More than half of executive search firms believe skill shortages are a problem for businesses. Casting around to find the best candidate to lead your company is becoming ever trickier – and often comes from a small group of individuals that don’t always represent society.
“Historically, the perception of hiring a CEO was that it was typically quite male-dominated,” says Simon Eglise, co-founder of global recruitment agency EC1 Partners, which specialises in finding leaders for fintech companies.
The problem is exacerbated in a young, fast-growing sector like fintech, where the rules of what makes a good CEO are still being drawn up. Conservative businesses tend to draw from the same pool of candidates, who invariably are leaders at direct competitors. It results in a game of musical chairs that benefits neither would-be leaders, nor the companies they’re sent in to lead.
“There’s a real shortage of good quality people that tick a lot of the boxes needed to be a CEO,” says Eglise. “Companies try to eliminate risk by ticking so many boxes in finding the right person that they fail to think outside the box in terms of who could actually be right to run the business.”
When EC1 looks for CEOs to connect with company clients, they seek out people who can set the key structural layers within a business and scale them. That includes everything from culture, vision, direction and execution. “I think a lot has moved from CEOs telling people what to do to now getting people to follow,” says Eglise. “People who have that vision are a more overriding importance than someone who has that title on their CV.”
It’s something EC1 have tackled themselves when helping clients find new CEOs for their companies. One established US fintech business that provides software to investment managers felt confident they could find a CEO for their 150-strong European team without any outside help. Their stature in the industry meant they had a deep network to tap into and a good reputation to trade on. Six months on without finding the right candidate to be their next CEO, they contacted EC1. “In a fairly short period of time, we were able to present 10 ideas – five in the typical mold, and five from the left field,” he says. They chose one from the left field selection of candidates, who they made CEO of their European operations. A year on, they’ve improved the business.

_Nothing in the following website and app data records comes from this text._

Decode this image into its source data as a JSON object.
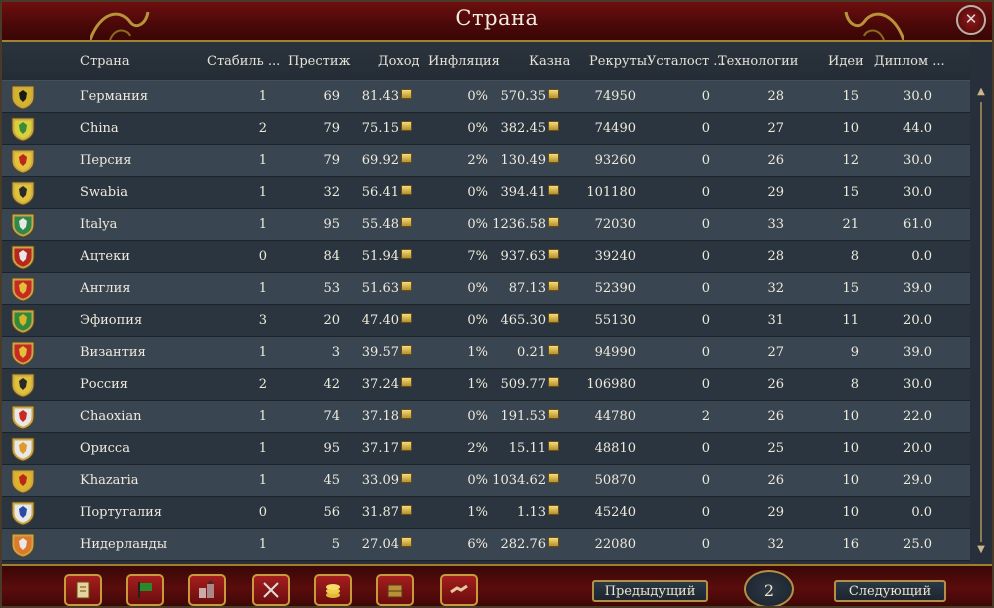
{
  "window": {
    "title": "Страна",
    "close_glyph": "✕"
  },
  "columns": [
    "Страна",
    "Стабиль ...",
    "Престиж",
    "Доход",
    "Инфляция",
    "Казна",
    "Рекруты",
    "Усталост ...",
    "Технологии",
    "Идеи",
    "Диплом ..."
  ],
  "rows": [
    {
      "country": "Германия",
      "stability": "1",
      "prestige": "69",
      "income": "81.43",
      "inflation": "0%",
      "treasury": "570.35",
      "manpower": "74950",
      "war_exhaustion": "0",
      "tech": "28",
      "ideas": "15",
      "diplo": "30.0",
      "flag_colors": [
        "#d4b42a",
        "#1a1a1a"
      ],
      "flag_icon": "eagle-shield-icon"
    },
    {
      "country": "China",
      "stability": "2",
      "prestige": "79",
      "income": "75.15",
      "inflation": "0%",
      "treasury": "382.45",
      "manpower": "74490",
      "war_exhaustion": "0",
      "tech": "27",
      "ideas": "10",
      "diplo": "44.0",
      "flag_colors": [
        "#d8d23a",
        "#3c8a3c"
      ],
      "flag_icon": "dragon-shield-icon"
    },
    {
      "country": "Персия",
      "stability": "1",
      "prestige": "79",
      "income": "69.92",
      "inflation": "2%",
      "treasury": "130.49",
      "manpower": "93260",
      "war_exhaustion": "0",
      "tech": "26",
      "ideas": "12",
      "diplo": "30.0",
      "flag_colors": [
        "#e6c23a",
        "#b8261e"
      ],
      "flag_icon": "sun-shield-icon"
    },
    {
      "country": "Swabia",
      "stability": "1",
      "prestige": "32",
      "income": "56.41",
      "inflation": "0%",
      "treasury": "394.41",
      "manpower": "101180",
      "war_exhaustion": "0",
      "tech": "29",
      "ideas": "15",
      "diplo": "30.0",
      "flag_colors": [
        "#e0c23a",
        "#2a2a2a"
      ],
      "flag_icon": "lions-shield-icon"
    },
    {
      "country": "Italya",
      "stability": "1",
      "prestige": "95",
      "income": "55.48",
      "inflation": "0%",
      "treasury": "1236.58",
      "manpower": "72030",
      "war_exhaustion": "0",
      "tech": "33",
      "ideas": "21",
      "diplo": "61.0",
      "flag_colors": [
        "#2f8a4a",
        "#e8e8e8"
      ],
      "flag_icon": "stripes-shield-icon"
    },
    {
      "country": "Ацтеки",
      "stability": "0",
      "prestige": "84",
      "income": "51.94",
      "inflation": "7%",
      "treasury": "937.63",
      "manpower": "39240",
      "war_exhaustion": "0",
      "tech": "28",
      "ideas": "8",
      "diplo": "0.0",
      "flag_colors": [
        "#b8261e",
        "#e8e8e8"
      ],
      "flag_icon": "eagle-shield-icon"
    },
    {
      "country": "Англия",
      "stability": "1",
      "prestige": "53",
      "income": "51.63",
      "inflation": "0%",
      "treasury": "87.13",
      "manpower": "52390",
      "war_exhaustion": "0",
      "tech": "32",
      "ideas": "15",
      "diplo": "39.0",
      "flag_colors": [
        "#c82a22",
        "#e0c23a"
      ],
      "flag_icon": "lions-shield-icon"
    },
    {
      "country": "Эфиопия",
      "stability": "3",
      "prestige": "20",
      "income": "47.40",
      "inflation": "0%",
      "treasury": "465.30",
      "manpower": "55130",
      "war_exhaustion": "0",
      "tech": "31",
      "ideas": "11",
      "diplo": "20.0",
      "flag_colors": [
        "#2f8a3a",
        "#d8b42a"
      ],
      "flag_icon": "lion-shield-icon"
    },
    {
      "country": "Византия",
      "stability": "1",
      "prestige": "3",
      "income": "39.57",
      "inflation": "1%",
      "treasury": "0.21",
      "manpower": "94990",
      "war_exhaustion": "0",
      "tech": "27",
      "ideas": "9",
      "diplo": "39.0",
      "flag_colors": [
        "#c82a22",
        "#e0c23a"
      ],
      "flag_icon": "cross-shield-icon"
    },
    {
      "country": "Россия",
      "stability": "2",
      "prestige": "42",
      "income": "37.24",
      "inflation": "1%",
      "treasury": "509.77",
      "manpower": "106980",
      "war_exhaustion": "0",
      "tech": "26",
      "ideas": "8",
      "diplo": "30.0",
      "flag_colors": [
        "#e0c23a",
        "#2a2a2a"
      ],
      "flag_icon": "eagle-shield-icon"
    },
    {
      "country": "Chaoxian",
      "stability": "1",
      "prestige": "74",
      "income": "37.18",
      "inflation": "0%",
      "treasury": "191.53",
      "manpower": "44780",
      "war_exhaustion": "2",
      "tech": "26",
      "ideas": "10",
      "diplo": "22.0",
      "flag_colors": [
        "#e8e8e8",
        "#c82a22"
      ],
      "flag_icon": "circle-shield-icon"
    },
    {
      "country": "Орисса",
      "stability": "1",
      "prestige": "95",
      "income": "37.17",
      "inflation": "2%",
      "treasury": "15.11",
      "manpower": "48810",
      "war_exhaustion": "0",
      "tech": "25",
      "ideas": "10",
      "diplo": "20.0",
      "flag_colors": [
        "#e8e8e8",
        "#e0982a"
      ],
      "flag_icon": "sun-shield-icon"
    },
    {
      "country": "Khazaria",
      "stability": "1",
      "prestige": "45",
      "income": "33.09",
      "inflation": "0%",
      "treasury": "1034.62",
      "manpower": "50870",
      "war_exhaustion": "0",
      "tech": "26",
      "ideas": "10",
      "diplo": "29.0",
      "flag_colors": [
        "#e0b42a",
        "#b8261e"
      ],
      "flag_icon": "trident-shield-icon"
    },
    {
      "country": "Португалия",
      "stability": "0",
      "prestige": "56",
      "income": "31.87",
      "inflation": "1%",
      "treasury": "1.13",
      "manpower": "45240",
      "war_exhaustion": "0",
      "tech": "29",
      "ideas": "10",
      "diplo": "0.0",
      "flag_colors": [
        "#e8e8e8",
        "#2a4aa8"
      ],
      "flag_icon": "quinas-shield-icon"
    },
    {
      "country": "Нидерланды",
      "stability": "1",
      "prestige": "5",
      "income": "27.04",
      "inflation": "6%",
      "treasury": "282.76",
      "manpower": "22080",
      "war_exhaustion": "0",
      "tech": "32",
      "ideas": "16",
      "diplo": "25.0",
      "flag_colors": [
        "#e0782a",
        "#e8e8e8"
      ],
      "flag_icon": "stripes-shield-icon"
    }
  ],
  "toolbar": [
    {
      "name": "ledger-button",
      "icon": "scroll-icon"
    },
    {
      "name": "flags-button",
      "icon": "flag-icon"
    },
    {
      "name": "buildings-button",
      "icon": "buildings-icon"
    },
    {
      "name": "military-button",
      "icon": "crossed-swords-icon"
    },
    {
      "name": "economy-button",
      "icon": "coins-icon"
    },
    {
      "name": "trade-button",
      "icon": "crate-icon"
    },
    {
      "name": "diplomacy-button",
      "icon": "handshake-icon"
    }
  ],
  "pager": {
    "prev_label": "Предыдущий",
    "next_label": "Следующий",
    "page": "2"
  },
  "colors": {
    "title_bar": "#5a0b0b",
    "gold_trim": "#b49045",
    "row_odd": "#3a4552",
    "row_even": "#2b3540",
    "text": "#eeeadc"
  }
}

The model is one that other businesses have followed when working with EC1 to hire their next leaders, with similar successes. Though the company specialises in securing candidates for fintech companies, they’re beginning to expand further as word spreads about their success in helping businesses in one field to other areas.
Finding the right person to lead your business involves looking beyond the norms and thinking about what it is you want your executive to achieve. “It varies from firm to firm,” says Eglise. “I don’t think there’s a secret sauce.” But there are some key principles that most businesses look for from their leadership. “Companies are looking for people that can implement scale, increase profitability, and build a business of individuals that are bought in by a vision and enjoy working there,” he says. “Vision, culture and diversity tend to be mentioned on almost every call now.”

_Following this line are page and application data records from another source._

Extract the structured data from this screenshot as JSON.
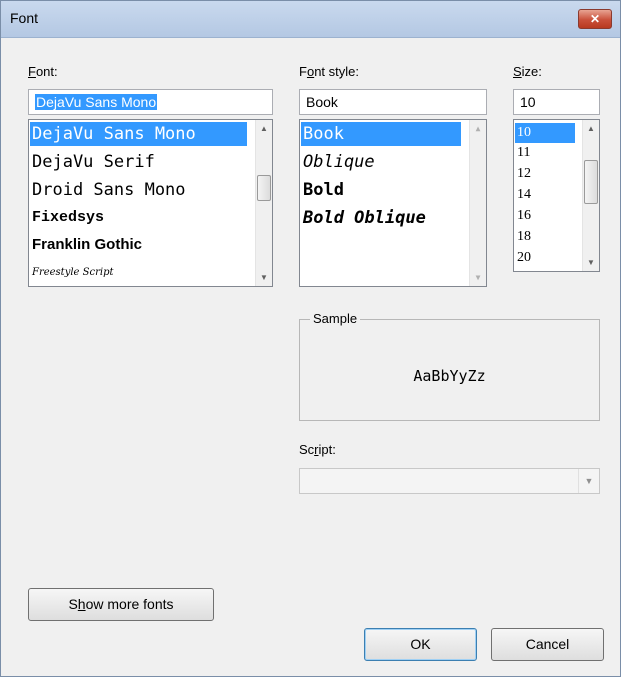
{
  "window": {
    "title": "Font",
    "close_glyph": "✕"
  },
  "font": {
    "label_u": "F",
    "label_rest": "ont:",
    "value": "DejaVu Sans Mono",
    "items": [
      "DejaVu Sans Mono",
      "DejaVu Serif",
      "Droid Sans Mono",
      "Fixedsys",
      "Franklin Gothic",
      "Freestyle Script"
    ],
    "selected": "DejaVu Sans Mono"
  },
  "style": {
    "label_pre": "F",
    "label_u": "o",
    "label_rest": "nt style:",
    "value": "Book",
    "items": [
      "Book",
      "Oblique",
      "Bold",
      "Bold Oblique"
    ],
    "selected": "Book"
  },
  "size": {
    "label_u": "S",
    "label_rest": "ize:",
    "value": "10",
    "items": [
      "10",
      "11",
      "12",
      "14",
      "16",
      "18",
      "20"
    ],
    "selected": "10"
  },
  "sample": {
    "title": "Sample",
    "text": "AaBbYyZz"
  },
  "script": {
    "label_pre": "Sc",
    "label_u": "r",
    "label_rest": "ipt:",
    "value": ""
  },
  "buttons": {
    "more_pre": "S",
    "more_u": "h",
    "more_rest": "ow more fonts",
    "ok": "OK",
    "cancel": "Cancel"
  },
  "icons": {
    "scroll_up": "up-arrow-icon",
    "scroll_down": "down-arrow-icon",
    "combo": "chevron-down-icon",
    "close": "close-icon"
  },
  "colors": {
    "selection": "#3399ff",
    "close_button": "#c9503a",
    "titlebar": "#c9d9ee"
  }
}
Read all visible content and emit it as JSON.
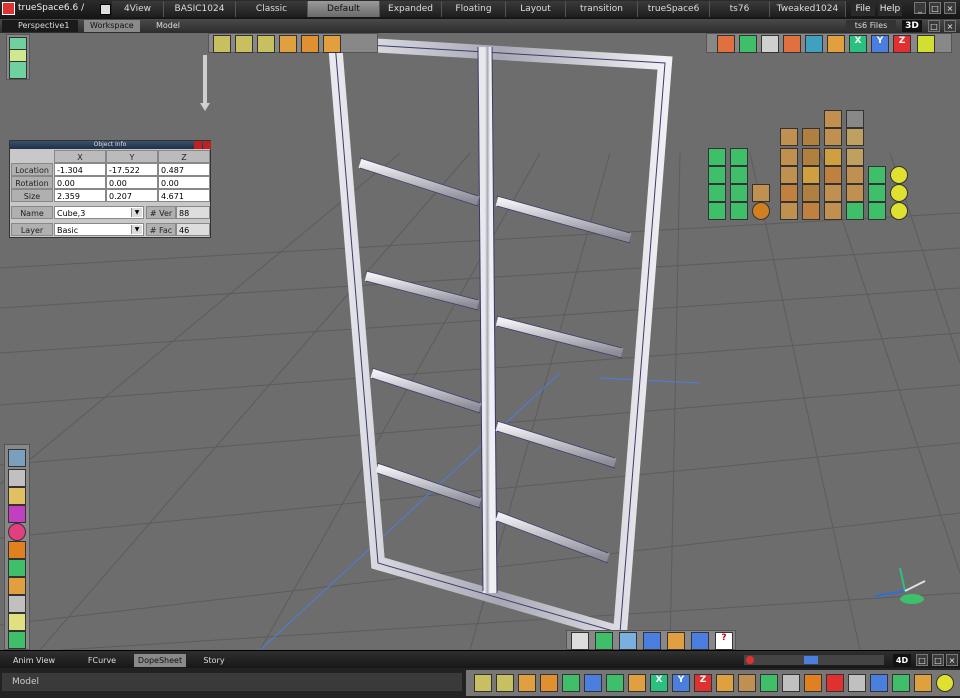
{
  "app": {
    "title": "trueSpace6.6 / ",
    "layouts": [
      "4View",
      "BASIC1024",
      "Classic",
      "Default",
      "Expanded",
      "Floating",
      "Layout",
      "transition",
      "trueSpace6",
      "ts76",
      "Tweaked1024"
    ],
    "active_layout": "Default",
    "menu": {
      "file": "File",
      "help": "Help"
    },
    "window_buttons": [
      "_",
      "□",
      "×"
    ]
  },
  "subbar": {
    "view_name": "Perspective1",
    "tabs": [
      "Workspace",
      "Model"
    ],
    "files_label": "ts6 Files",
    "mode": "3D"
  },
  "object_info": {
    "title": "Object Info",
    "columns": [
      "X",
      "Y",
      "Z"
    ],
    "rows": [
      {
        "label": "Location",
        "values": [
          "-1.304",
          "-17.522",
          "0.487"
        ]
      },
      {
        "label": "Rotation",
        "values": [
          "0.00",
          "0.00",
          "0.00"
        ]
      },
      {
        "label": "Size",
        "values": [
          "2.359",
          "0.207",
          "4.671"
        ]
      }
    ],
    "name_label": "Name",
    "name_value": "Cube,3",
    "layer_label": "Layer",
    "layer_value": "Basic",
    "vert_label": "# Ver",
    "vert_value": "88",
    "face_label": "# Fac",
    "face_value": "46"
  },
  "bottom": {
    "tabs": [
      "Anim View",
      "FCurve",
      "DopeSheet",
      "Story"
    ],
    "active_tab": "DopeSheet",
    "mode": "4D",
    "status": "Model"
  },
  "colors": {
    "axis_x": "#2a6fe0",
    "axis_y": "#2ac080",
    "axis_z": "#e03030",
    "frame": "#d4d4d8",
    "grid": "#5a5a5a"
  }
}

To succeed in 2022, it’s important for businesses to rely less on the same old faces from the same old networks, and to cast their net wider, seeing who else can bring a change to your business. “Those who may not necessarily have had a c-suite role before can show they have the passion, drive and energy to implement scale,” he says.
It’s an industry in flux, and one that headhunters need to adapt to too. Getting external viewpoints and names outside the ordinary can be the kickstart that your company needs the most.